Neighbourhood batteries have a range of potential benefits, for communities, the environment, and the electricity system. The core benefits that people regularly associate with neighbourhood batteries include:
- Reducing carbon emissions
- Increasing hosting capacity of the network (enabling more rooftop solar)
- Reducing energy bills
- Enabling sharing of solar energy
- Improving resilience to disasters
- Stabilising the network
- Building community action in response to climate change.
We have sought to capture the wide-ranging potential benefits in the table below.
Importantly, whether these benefits are realised in practice depends on the context, the model that’s adopted and successful implementation. They cannot all be delivered by a single battery, or even by a series of batteries. This is why getting clear about what values are most important for your project is so important. The table is intended to help projects to clarify and prioritise the values that drive their project.
Having prioritised your values, you can then develop your model to deliver those values. This will also highlight some of the trade-offs and tensions between values and may lead you to rethink your goals. For example, you need to recognise that using a neighbourhood battery to reduce carbon emissions may not be compatible with maximising revenue from the battery (see Environmental Goals & Impacts). So, you need to adjust your expectations and your business model to achieve that goal. Similarly, if your focus is on community development, you may want to focus on sharing solar energy with those that don’t have access (e.g. renters, apartment dwellers), rather than raising expectations that everyone’s energy bill will go down. Using the battery for self-sufficiency and resilience in the face of disasters may reduce the contribution it can make to other values and revenue streams.
Despite all of their potential benefits, neighbourhood batteries are relatively new and untested, so achieving benefits is not guaranteed. Thus, designing and testing a model for your particular purposes and context is critical. You should also take the time to consider alternatives (see Alternatives) and whether they may better, and more easily, meet your needs.
Benefits associated with building community, contributing to climate action, awareness and shifts in energy practices (e.g. reducing energy use or shifting time of use) and community engagement in energy transition can all spring from non-financial involvement with the battery. If community members are given information about the battery and its services, they can develop a sense that it’s ‘their battery’, even if they’re not formally signed up in any sense. This will be strengthened if opportunities have been provided for people to have a say about design and operation. Efforts can be made to recognise the battery as a piece of cultural infrastructure, a visible symbol of the community’s commitment to climate action and energy sharing. This could involve, for example, making the battery a piece of community art as done by YEF with the North Fitzroy battery. Crucial to building a community’s connection to the battery is transparency about what services the battery is providing and accountability around the benefits.

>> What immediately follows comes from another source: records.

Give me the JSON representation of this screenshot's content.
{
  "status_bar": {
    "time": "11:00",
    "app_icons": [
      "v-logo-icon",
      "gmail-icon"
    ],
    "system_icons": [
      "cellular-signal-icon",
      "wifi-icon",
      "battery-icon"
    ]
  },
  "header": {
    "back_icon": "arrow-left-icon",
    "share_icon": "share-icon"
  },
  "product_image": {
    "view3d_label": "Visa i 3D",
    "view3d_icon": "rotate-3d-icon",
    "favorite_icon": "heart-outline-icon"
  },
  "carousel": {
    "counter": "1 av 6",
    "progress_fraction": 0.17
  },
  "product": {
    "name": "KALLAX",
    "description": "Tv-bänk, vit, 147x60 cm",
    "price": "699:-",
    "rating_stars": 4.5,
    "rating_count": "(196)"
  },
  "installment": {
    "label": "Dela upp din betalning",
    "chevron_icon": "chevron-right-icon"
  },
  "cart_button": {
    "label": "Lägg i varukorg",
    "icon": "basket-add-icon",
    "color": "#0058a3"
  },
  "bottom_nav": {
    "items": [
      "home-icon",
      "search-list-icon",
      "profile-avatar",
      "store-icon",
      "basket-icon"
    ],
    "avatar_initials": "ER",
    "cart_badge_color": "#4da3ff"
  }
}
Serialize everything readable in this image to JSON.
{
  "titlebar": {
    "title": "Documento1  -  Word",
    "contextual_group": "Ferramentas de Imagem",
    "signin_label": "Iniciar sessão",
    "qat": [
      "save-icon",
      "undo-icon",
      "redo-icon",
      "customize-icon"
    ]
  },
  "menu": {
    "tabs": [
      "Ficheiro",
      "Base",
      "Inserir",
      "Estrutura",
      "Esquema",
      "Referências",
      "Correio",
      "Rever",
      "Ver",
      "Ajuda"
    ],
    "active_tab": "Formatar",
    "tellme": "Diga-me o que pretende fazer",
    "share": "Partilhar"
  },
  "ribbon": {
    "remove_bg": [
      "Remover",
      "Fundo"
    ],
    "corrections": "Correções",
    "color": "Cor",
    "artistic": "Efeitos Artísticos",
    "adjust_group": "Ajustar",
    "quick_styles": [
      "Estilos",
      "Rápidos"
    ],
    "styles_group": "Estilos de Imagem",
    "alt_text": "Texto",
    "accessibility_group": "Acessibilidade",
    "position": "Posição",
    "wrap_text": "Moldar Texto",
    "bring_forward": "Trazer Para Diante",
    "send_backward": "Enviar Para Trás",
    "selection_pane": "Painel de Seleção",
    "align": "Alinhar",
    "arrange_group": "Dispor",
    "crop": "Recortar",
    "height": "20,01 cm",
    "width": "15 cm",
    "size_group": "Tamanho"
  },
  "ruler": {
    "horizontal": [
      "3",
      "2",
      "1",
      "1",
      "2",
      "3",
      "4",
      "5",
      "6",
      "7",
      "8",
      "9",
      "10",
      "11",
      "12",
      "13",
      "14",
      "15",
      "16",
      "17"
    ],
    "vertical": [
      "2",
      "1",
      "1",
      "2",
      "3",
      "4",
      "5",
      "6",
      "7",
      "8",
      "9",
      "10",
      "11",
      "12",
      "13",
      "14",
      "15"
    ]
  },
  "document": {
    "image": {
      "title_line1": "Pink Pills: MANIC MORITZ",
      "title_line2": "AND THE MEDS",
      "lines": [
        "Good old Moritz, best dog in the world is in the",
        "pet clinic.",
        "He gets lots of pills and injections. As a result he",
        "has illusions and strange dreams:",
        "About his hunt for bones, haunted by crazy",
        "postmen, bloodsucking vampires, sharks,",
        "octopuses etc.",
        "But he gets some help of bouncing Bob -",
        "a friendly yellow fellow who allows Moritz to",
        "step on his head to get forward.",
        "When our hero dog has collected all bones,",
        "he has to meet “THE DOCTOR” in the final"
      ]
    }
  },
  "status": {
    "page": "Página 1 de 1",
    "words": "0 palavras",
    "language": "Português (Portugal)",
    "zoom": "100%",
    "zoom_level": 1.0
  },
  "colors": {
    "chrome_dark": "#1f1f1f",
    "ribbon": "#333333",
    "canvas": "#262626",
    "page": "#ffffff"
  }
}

Trials and implementation of neighbourhood batteries across the country will shed light on what neighbourhood batteries can deliver for whom and which models best deliver what benefits. It is important to keep in mind that neighbourhood batteries are part of the electricity system, so governed by the National Electricity Rules (see Regulatory considerations). As public infrastructure, they also need to deliver public good and meet public expectations. This is important for ongoing support of neighbourhood batteries.